Report every line of the entries that contains the word "canal".

───── Supplied information

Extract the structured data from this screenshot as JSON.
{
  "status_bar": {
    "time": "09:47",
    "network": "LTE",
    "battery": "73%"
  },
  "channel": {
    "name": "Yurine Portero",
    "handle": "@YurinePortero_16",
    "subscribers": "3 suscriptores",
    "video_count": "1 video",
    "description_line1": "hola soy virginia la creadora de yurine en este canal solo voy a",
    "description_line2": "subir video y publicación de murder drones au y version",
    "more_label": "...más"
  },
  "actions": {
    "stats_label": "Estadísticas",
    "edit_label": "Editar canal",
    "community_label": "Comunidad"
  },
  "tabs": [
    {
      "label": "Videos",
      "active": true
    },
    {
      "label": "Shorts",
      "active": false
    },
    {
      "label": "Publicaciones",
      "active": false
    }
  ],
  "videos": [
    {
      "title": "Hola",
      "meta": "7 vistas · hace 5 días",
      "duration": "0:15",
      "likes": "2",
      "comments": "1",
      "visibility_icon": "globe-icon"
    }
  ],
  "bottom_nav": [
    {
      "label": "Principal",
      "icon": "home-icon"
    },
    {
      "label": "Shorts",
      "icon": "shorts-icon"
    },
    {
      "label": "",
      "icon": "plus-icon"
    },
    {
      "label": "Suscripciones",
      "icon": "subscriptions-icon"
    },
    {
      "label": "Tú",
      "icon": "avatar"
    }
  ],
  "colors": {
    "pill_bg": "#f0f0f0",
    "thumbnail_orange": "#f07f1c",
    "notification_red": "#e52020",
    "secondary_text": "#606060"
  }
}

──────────

Exercise response:
    "description_line1": "hola soy virginia la creadora de yurine en este canal solo voy a",
    "edit_label": "Editar canal",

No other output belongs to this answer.